Preferred embodiments of this invention are described herein, including the best mode known to the inventors for carrying out the invention. Variations of those preferred embodiments may become apparent to those of ordinary skill in the art upon reading the foregoing description. The inventors expect skilled artisans to employ such variations as appropriate, and the inventors intend for the invention to be practiced otherwise than as specifically described herein. Accordingly, this invention includes all modifications and equivalents of the subject matter recited in the claims appended hereto as permitted by applicable law. Moreover, any combination of the above-described elements in all possible variations thereof is encompassed by the invention unless otherwise indicated herein or otherwise clearly contradicted by context.

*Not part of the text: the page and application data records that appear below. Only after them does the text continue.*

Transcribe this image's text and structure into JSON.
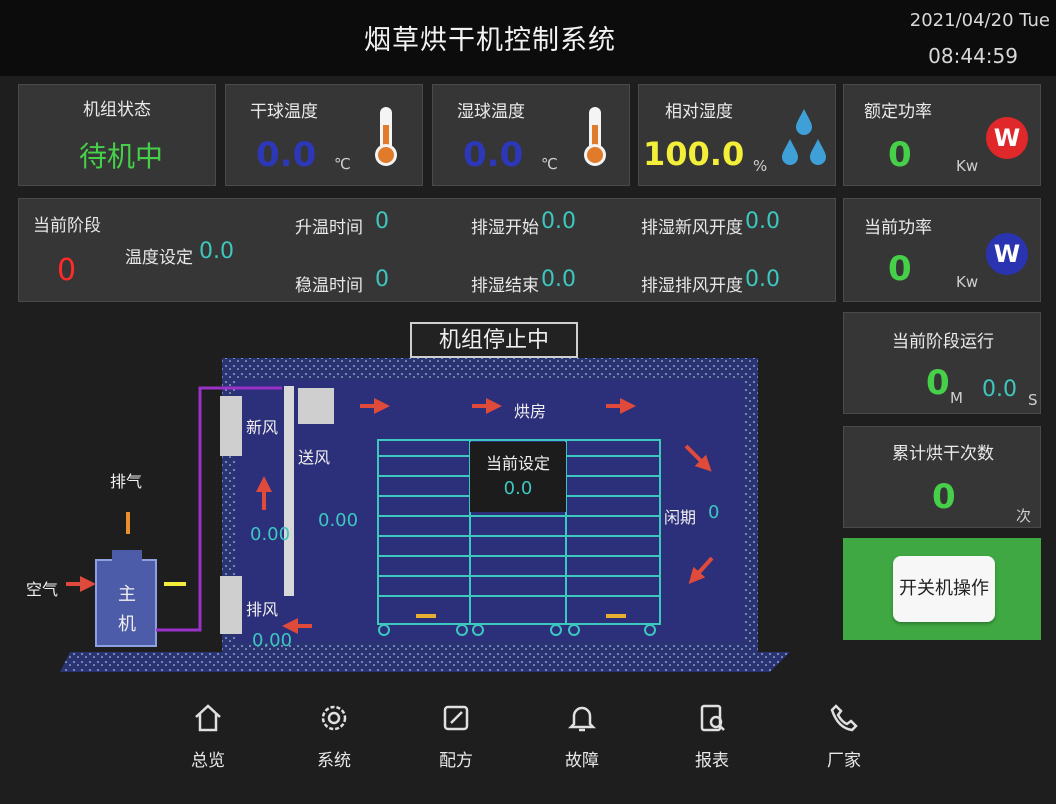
{
  "header": {
    "title": "烟草烘干机控制系统",
    "date": "2021/04/20 Tue",
    "time": "08:44:59"
  },
  "status_cards": {
    "unit_status": {
      "label": "机组状态",
      "value": "待机中"
    },
    "dry_bulb": {
      "label": "干球温度",
      "value": "0.0",
      "unit": "℃",
      "icon": "thermometer-icon"
    },
    "wet_bulb": {
      "label": "湿球温度",
      "value": "0.0",
      "unit": "℃",
      "icon": "thermometer-icon"
    },
    "humidity": {
      "label": "相对湿度",
      "value": "100.0",
      "unit": "%",
      "icon": "water-drops-icon"
    }
  },
  "right_cards": {
    "rated_power": {
      "label": "额定功率",
      "value": "0",
      "unit": "Kw",
      "badge": "W",
      "badge_color": "#e0282b"
    },
    "current_power": {
      "label": "当前功率",
      "value": "0",
      "unit": "Kw",
      "badge": "W",
      "badge_color": "#2b34b0"
    },
    "stage_run": {
      "label": "当前阶段运行",
      "minutes": "0",
      "m_unit": "M",
      "seconds": "0.0",
      "s_unit": "S"
    },
    "dry_count": {
      "label": "累计烘干次数",
      "value": "0",
      "unit": "次"
    },
    "power_button": {
      "label": "开关机操作"
    }
  },
  "stage_panel": {
    "stage_label": "当前阶段",
    "stage_value": "0",
    "temp_set_label": "温度设定",
    "temp_set_value": "0.0",
    "heat_time_label": "升温时间",
    "heat_time_value": "0",
    "steady_time_label": "稳温时间",
    "steady_time_value": "0",
    "dehum_start_label": "排湿开始",
    "dehum_start_value": "0.0",
    "dehum_end_label": "排湿结束",
    "dehum_end_value": "0.0",
    "fresh_air_label": "排湿新风开度",
    "fresh_air_value": "0.0",
    "exhaust_label": "排湿排风开度",
    "exhaust_value": "0.0"
  },
  "diagram": {
    "stop_status": "机组停止中",
    "fresh_air": "新风",
    "supply_air": "送风",
    "drying_room": "烘房",
    "exhaust_gas": "排气",
    "air_in": "空气",
    "host": "主",
    "host2": "机",
    "exhaust_air": "排风",
    "damper": "闲期",
    "damper_value": "0",
    "val_left": "0.00",
    "val_mid": "0.00",
    "val_bottom": "0.00",
    "current_set_label": "当前设定",
    "current_set_value": "0.0"
  },
  "nav": [
    {
      "label": "总览",
      "icon": "home-icon"
    },
    {
      "label": "系统",
      "icon": "gear-icon"
    },
    {
      "label": "配方",
      "icon": "edit-icon"
    },
    {
      "label": "故障",
      "icon": "bell-icon"
    },
    {
      "label": "报表",
      "icon": "report-icon"
    },
    {
      "label": "厂家",
      "icon": "phone-icon"
    }
  ],
  "colors": {
    "accent_green": "#46d04a",
    "value_cyan": "#3cc7bf",
    "room_blue": "#2c2f7a",
    "button_green": "#3fa842"
  }
}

Patent Citations
Cited PatentFiling datePublication dateApplicantTitle
US6014325 *Dec 9, 1997Jan 11, 2000Paragon Electric Company, Inc.Controlled DC power supply for a refrigeration appliance
US6772597 *Oct 14, 1999Aug 10, 2004General Electric CompanyDefrost control
US20040244389 *Jun 9, 2003Dec 9, 2004Denvir Kerry J.Integrated refrigeration control
Classifications
U.S. Classification62/151, 62/155, 62/80
International ClassificationF25D21/00, F25D21/06
Cooperative ClassificationF25D21/08, F25D21/006
European ClassificationF25D21/00A2
Legal Events
DateCodeEventDescription
Feb 13, 2013FPAYFee payment
Year of fee payment: 4
Jan 9, 2013ASAssignment
Effective date: 20080723
Owner name: ROBERTSHAW CONTROLS COMPANY, ILLINOIS
Free format text: RELEASE BY SECURED PARTY;ASSIGNOR:DEUTSCHE BANK AG, LONDON BRANCH;REEL/FRAME:029596/0910
Jul 13, 2006ASAssignment
Owner name: DEUTSCHE BANK AG, LONDON BRANCH, UNITED KINGDOM
Free format text: SECURITY AGREEMENT;ASSIGNOR:ROBERTSHAW CONTROLS COMPANY;REEL/FRAME:017921/0846
Effective date: 20060713
Owner name: DEUTSCHE BANK AG, LONDON BRANCH,UNITED KINGDOM
Free format text: SECURITY AGREEMENT;ASSIGNOR:ROBERTSHAW CONTROLS COMPANY;US-ASSIGNMENT DATABASE UPDATED:20100511;REEL/FRAME:17921/846
Apr 17, 2006ASAssignment
Owner name: ROBERTSHAW CONTROLS COMPANY, VIRGINIA
Free format text: ASSIGNMENT OF ASSIGNORS INTEREST;ASSIGNORS:ESTES, BAY;JENSKI, LEONARD W.;REEL/FRAME:017491/0268
Effective date: 20060307